The majority of successful podiatric malpractice cases involve serious surgical mistakes. This is simply because podiatry malpractice during an operation is more likely to lead to long-term, even catastrophic, injuries.

According to the National Institutes of Health, 94.5 percent of malpractice lawsuits against podiatrists occur over elective procedures that have resulted in persistent pain or permanent deformity. Other surgical negligence suits may involve:

  • Wrong-site surgery, e.g. operating on the wrong toe
  • Leaving surgical Implements inside the patient (e.g. a sponge or small screw)
  • Negligent performance, such as nicking a nerve
  • Anesthesia errors that may even lead to wrongful death
  • Allergic reactions or drug interactions due to your doctor’s failure to take, or refer to, your updated medical history
  • Lack of informed consent because the doctor did not clearly explain risks or did not remind you that you had the option to avoid surgery altogether
  • Postsurgical infection, especially if the doctor didn’t prescribe a prophylactic antibiotic

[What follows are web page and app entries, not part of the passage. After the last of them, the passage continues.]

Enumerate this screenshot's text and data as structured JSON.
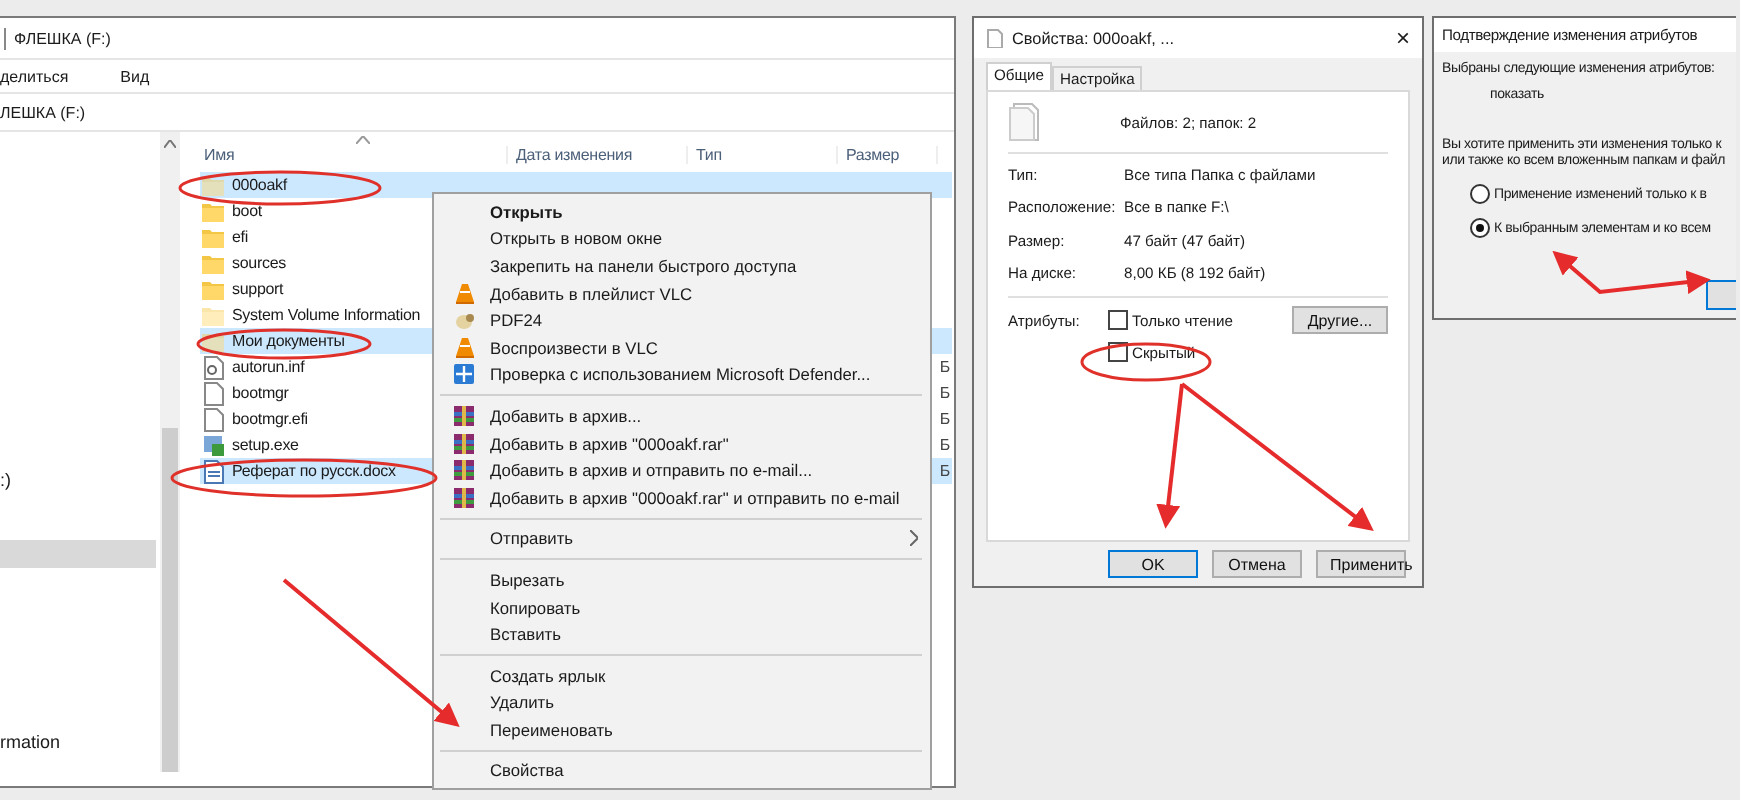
{
  "explorer": {
    "title": "ФЛЕШКА (F:)",
    "ribbon_tabs": [
      "делиться",
      "Вид"
    ],
    "address": "ЛЕШКА (F:)",
    "nav_items": [
      {
        "label": ":)",
        "selected": false
      },
      {
        "selected": true
      },
      {
        "label": "rmation",
        "selected": false
      }
    ],
    "columns": [
      "Имя",
      "Дата изменения",
      "Тип",
      "Размер"
    ],
    "files": [
      {
        "name": "000oakf",
        "kind": "folder",
        "hidden": true,
        "selected": true
      },
      {
        "name": "boot",
        "kind": "folder",
        "hidden": false,
        "selected": false
      },
      {
        "name": "efi",
        "kind": "folder",
        "hidden": false,
        "selected": false
      },
      {
        "name": "sources",
        "kind": "folder",
        "hidden": false,
        "selected": false
      },
      {
        "name": "support",
        "kind": "folder",
        "hidden": false,
        "selected": false
      },
      {
        "name": "System Volume Information",
        "kind": "folder",
        "hidden": true,
        "selected": false
      },
      {
        "name": "Мои документы",
        "kind": "folder",
        "hidden": true,
        "selected": true
      },
      {
        "name": "autorun.inf",
        "kind": "inf",
        "hidden": false,
        "selected": false,
        "size": "Б"
      },
      {
        "name": "bootmgr",
        "kind": "file",
        "hidden": false,
        "selected": false,
        "size": "Б"
      },
      {
        "name": "bootmgr.efi",
        "kind": "file",
        "hidden": false,
        "selected": false,
        "size": "Б"
      },
      {
        "name": "setup.exe",
        "kind": "exe",
        "hidden": false,
        "selected": false,
        "size": "Б"
      },
      {
        "name": "Реферат по русск.docx",
        "kind": "docx",
        "hidden": false,
        "selected": true,
        "size": "Б"
      }
    ]
  },
  "context_menu": {
    "items": [
      {
        "kind": "plain",
        "label": "Открыть",
        "default": true
      },
      {
        "kind": "plain",
        "label": "Открыть в новом окне",
        "default": false
      },
      {
        "kind": "plain",
        "label": "Закрепить на панели быстрого доступа",
        "default": false
      },
      {
        "kind": "cone",
        "label": "Добавить в плейлист VLC",
        "default": false
      },
      {
        "kind": "pdf",
        "label": "PDF24",
        "default": false
      },
      {
        "kind": "cone",
        "label": "Воспроизвести в VLC",
        "default": false
      },
      {
        "kind": "shield",
        "label": "Проверка с использованием Microsoft Defender...",
        "default": false
      },
      {
        "kind": "separator"
      },
      {
        "kind": "archive",
        "label": "Добавить в архив...",
        "default": false
      },
      {
        "kind": "archive",
        "label": "Добавить в архив \"000oakf.rar\"",
        "default": false
      },
      {
        "kind": "archive",
        "label": "Добавить в архив и отправить по e-mail...",
        "default": false
      },
      {
        "kind": "archive",
        "label": "Добавить в архив \"000oakf.rar\" и отправить по e-mail",
        "default": false
      },
      {
        "kind": "separator"
      },
      {
        "kind": "submenu",
        "label": "Отправить",
        "default": false
      },
      {
        "kind": "separator"
      },
      {
        "kind": "plain",
        "label": "Вырезать",
        "default": false
      },
      {
        "kind": "plain",
        "label": "Копировать",
        "default": false
      },
      {
        "kind": "plain",
        "label": "Вставить",
        "default": false
      },
      {
        "kind": "separator"
      },
      {
        "kind": "plain",
        "label": "Создать ярлык",
        "default": false
      },
      {
        "kind": "plain",
        "label": "Удалить",
        "default": false
      },
      {
        "kind": "plain",
        "label": "Переименовать",
        "default": false
      },
      {
        "kind": "separator"
      },
      {
        "kind": "plain",
        "label": "Свойства",
        "default": false
      }
    ]
  },
  "properties": {
    "title": "Свойства: 000oakf, ...",
    "close": "×",
    "tabs": [
      {
        "label": "Общие",
        "selected": true
      },
      {
        "label": "Настройка",
        "selected": false
      }
    ],
    "summary": "Файлов: 2; папок: 2",
    "fields": [
      {
        "label": "Тип:",
        "value": "Все типа Папка с файлами"
      },
      {
        "label": "Расположение:",
        "value": "Все в папке F:\\"
      },
      {
        "label": "Размер:",
        "value": "47 байт (47 байт)"
      },
      {
        "label": "На диске:",
        "value": "8,00 КБ (8 192 байт)"
      }
    ],
    "attributes_label": "Атрибуты:",
    "attributes": [
      {
        "label": "Только чтение",
        "checked": false
      },
      {
        "label": "Скрытый",
        "checked": false
      }
    ],
    "other_button": "Другие...",
    "buttons": [
      {
        "label": "OK",
        "default": true
      },
      {
        "label": "Отмена",
        "default": false
      },
      {
        "label": "Применить",
        "default": false
      }
    ]
  },
  "confirm": {
    "title": "Подтверждение изменения атрибутов",
    "intro": "Выбраны следующие изменения атрибутов:",
    "change": "показать",
    "question": [
      "Вы хотите применить эти изменения только к",
      "или также ко всем вложенным папкам и файл"
    ],
    "options": [
      {
        "label": "Применение изменений только к в",
        "selected": false
      },
      {
        "label": "К выбранным элементам и ко всем",
        "selected": true
      }
    ]
  }
}
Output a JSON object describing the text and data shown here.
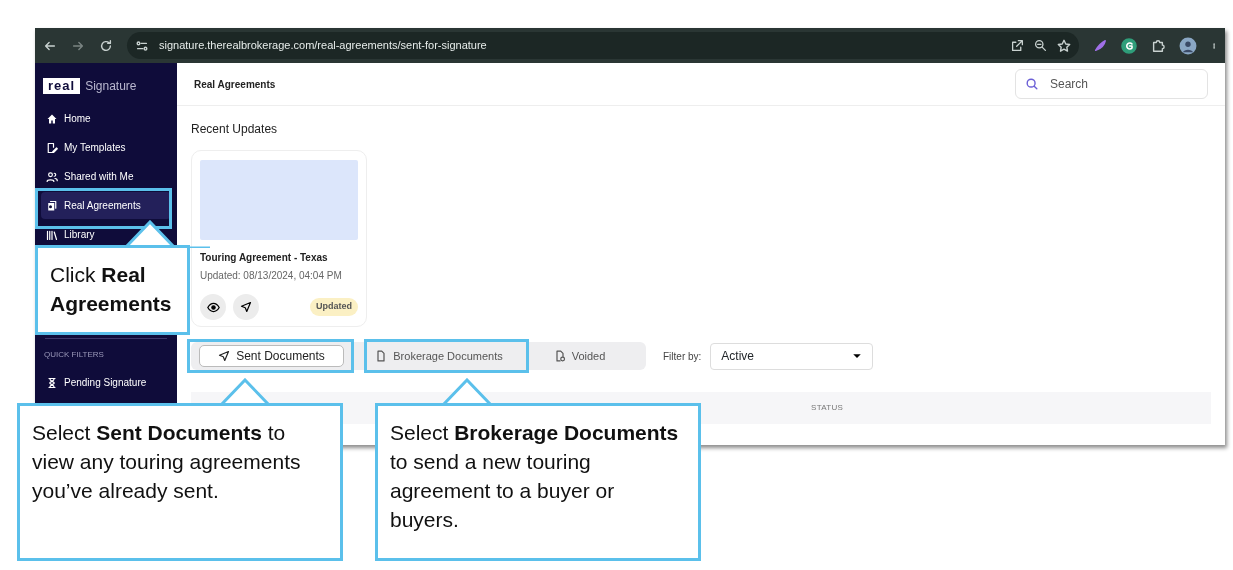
{
  "browser": {
    "url": "signature.therealbrokerage.com/real-agreements/sent-for-signature"
  },
  "sidebar": {
    "logo": "real",
    "brand": "Signature",
    "items": [
      {
        "label": "Home",
        "selected": false
      },
      {
        "label": "My Templates",
        "selected": false
      },
      {
        "label": "Shared with Me",
        "selected": false
      },
      {
        "label": "Real Agreements",
        "selected": true
      },
      {
        "label": "Library",
        "selected": false
      }
    ],
    "section": "QUICK FILTERS",
    "filters": [
      {
        "label": "Pending Signature"
      }
    ]
  },
  "header": {
    "title": "Real Agreements",
    "search": {
      "placeholder": "Search"
    }
  },
  "recent": {
    "title": "Recent Updates",
    "cards": [
      {
        "title": "Touring Agreement - Texas",
        "updated": "Updated: 08/13/2024, 04:04 PM",
        "badge": "Updated"
      }
    ]
  },
  "tabs": [
    {
      "label": "Sent Documents",
      "selected": true
    },
    {
      "label": "Brokerage Documents",
      "selected": false
    },
    {
      "label": "Voided",
      "selected": false
    }
  ],
  "filter": {
    "label": "Filter by:",
    "value": "Active"
  },
  "table": {
    "columns": [
      "STATUS"
    ]
  },
  "callouts": [
    {
      "text": "Click **Real Agreements**"
    },
    {
      "text": "Select **Sent Documents** to view any touring agreements you’ve already sent."
    },
    {
      "text": "Select **Brokerage Documents** to send a new touring agreement to a buyer or buyers."
    }
  ]
}
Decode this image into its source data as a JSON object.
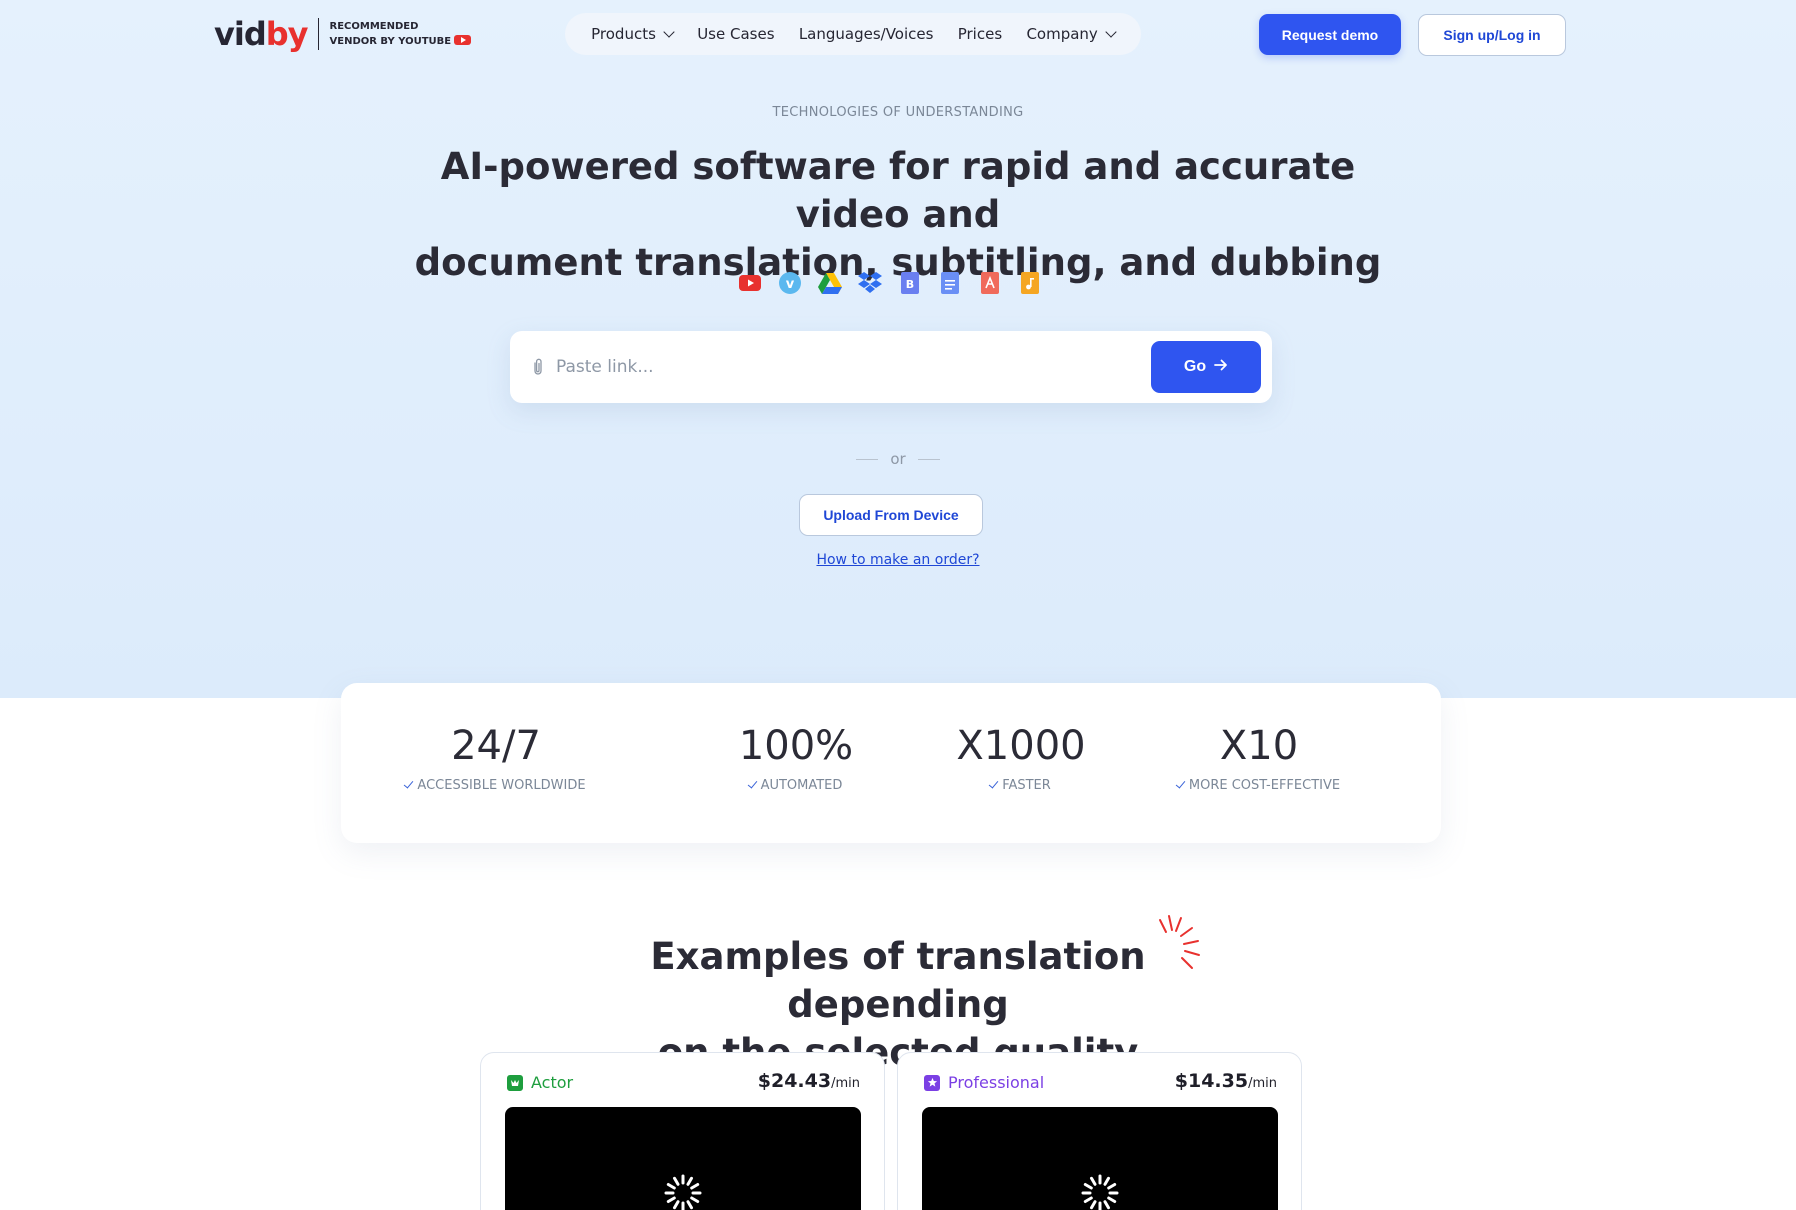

Podiatric Mistakes that May Not Reach the Level of Malpractice

It is fairly easy to see how any of the above types of negligence could lead to a lawsuit, but what about cases that are less likely to be successfully litigated? Consider the following situations:

  1. The repair of your ingrown toenail resulted in a nasty localized infection that cleared up completely when your podiatrist treated you with prescribed antibiotics. 
  2. You developed an allergic rash after using a topical ointment prescribed by your podiatrist that you had never taken before. 
  3. The orthotics your podiatrist customized for you did not improve the pain in your arch.
  4. The surgery that your podiatrist performed failed to cure your foot problem as he warned you it might.
  5. The surgery your podiatrist performed worked to remove your bunion, but now you have to purchase new shoes.

It is certainly possible that one of the above situations caused you to suffer severe pain, itching, embarrassment, and psychological distress. You may have stayed out of work for a week or two or have had to replace your sizable and expensive stash of shoes. Nonetheless, if the ordeal is behind you, you will probably not be able to file a successful podiatric malpractice lawsuit or at least one that is worth the time and trouble.

It Never Hurts to Ask Us if You Have a Viable Case

Nevertheless, after all you have been through, you should definitely consult with our sharp, compassionate podiatric malpractice attorney. If he feels that you have a workable case, he will leave no stone unturned to try to obtain the damages you deserve. 

Posted in: Podiatric Malpractice